_Exercise details_:
What you return should match the data word for word, minus the images.

_Available data_:
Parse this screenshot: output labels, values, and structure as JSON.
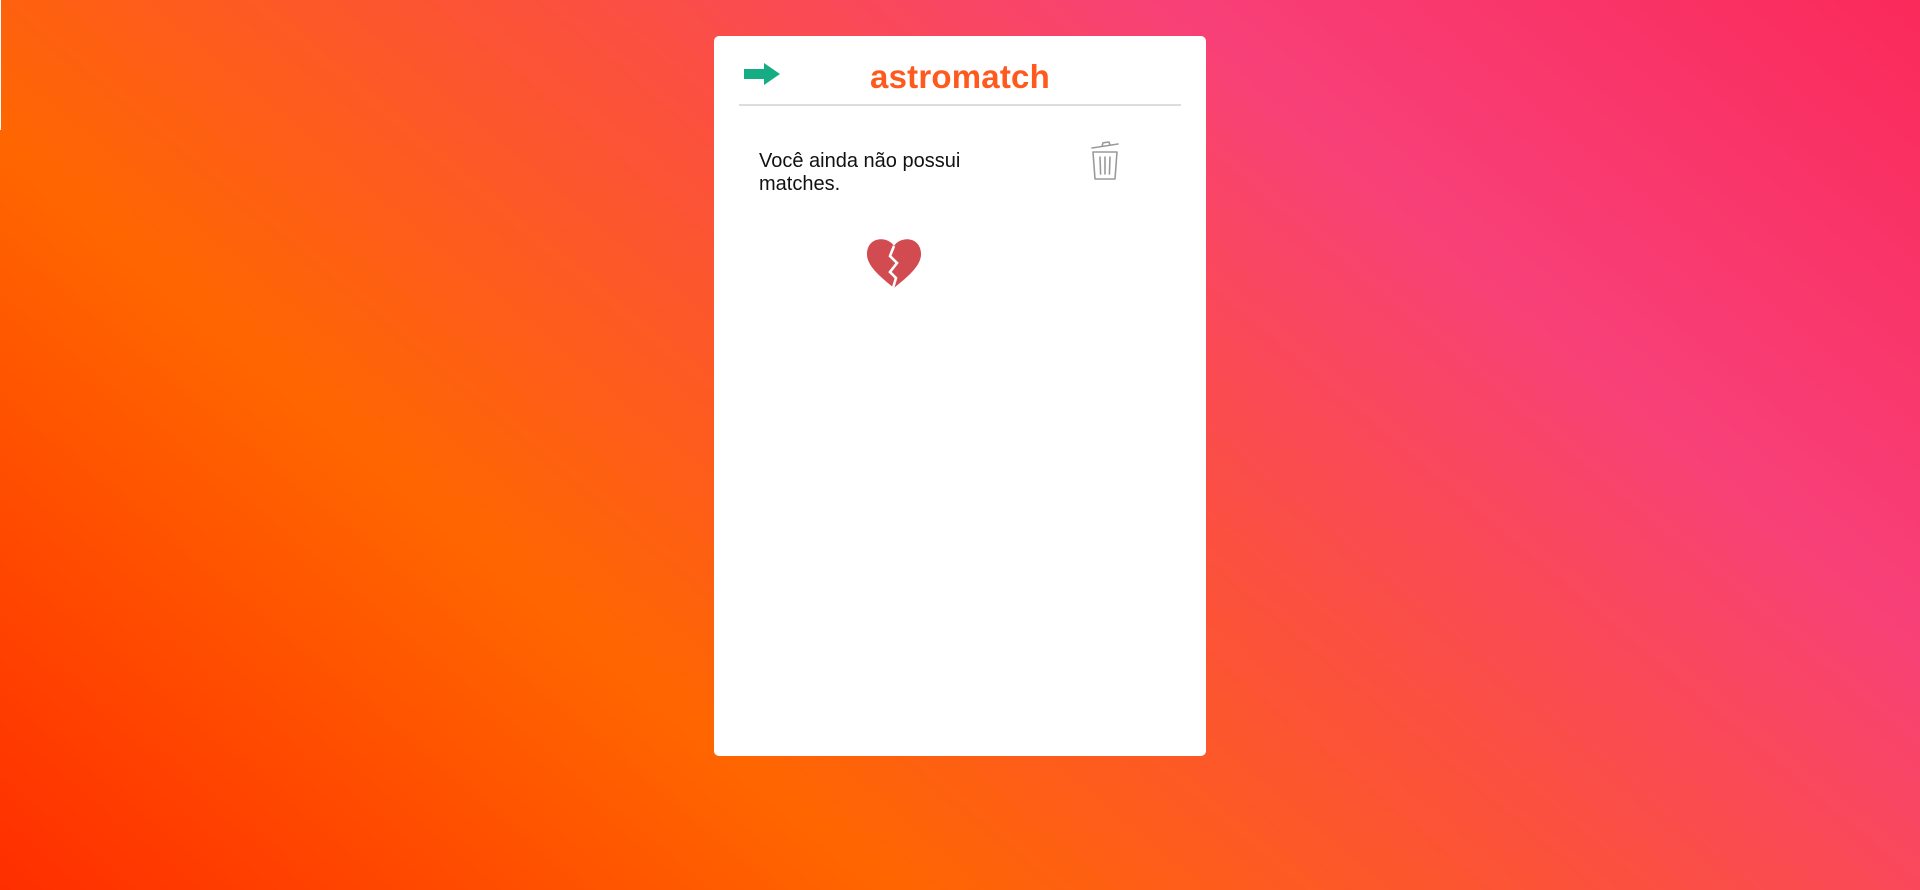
{
  "app": {
    "title": "astromatch"
  },
  "header": {
    "back_icon": "arrow-right-icon",
    "accent_color": "#16ad84",
    "title_color": "#fe5a1e"
  },
  "matches": {
    "empty_message": "Você ainda não possui matches.",
    "empty_icon": "broken-heart-icon",
    "clear_icon": "trash-icon"
  }
}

_Solved problem_:
Parse this screenshot: output labels, values, and structure as JSON.
{
  "app": {
    "title": "astromatch"
  },
  "header": {
    "back_icon": "arrow-right-icon",
    "accent_color": "#16ad84",
    "title_color": "#fe5a1e"
  },
  "matches": {
    "empty_message": "Você ainda não possui matches.",
    "empty_icon": "broken-heart-icon",
    "clear_icon": "trash-icon"
  }
}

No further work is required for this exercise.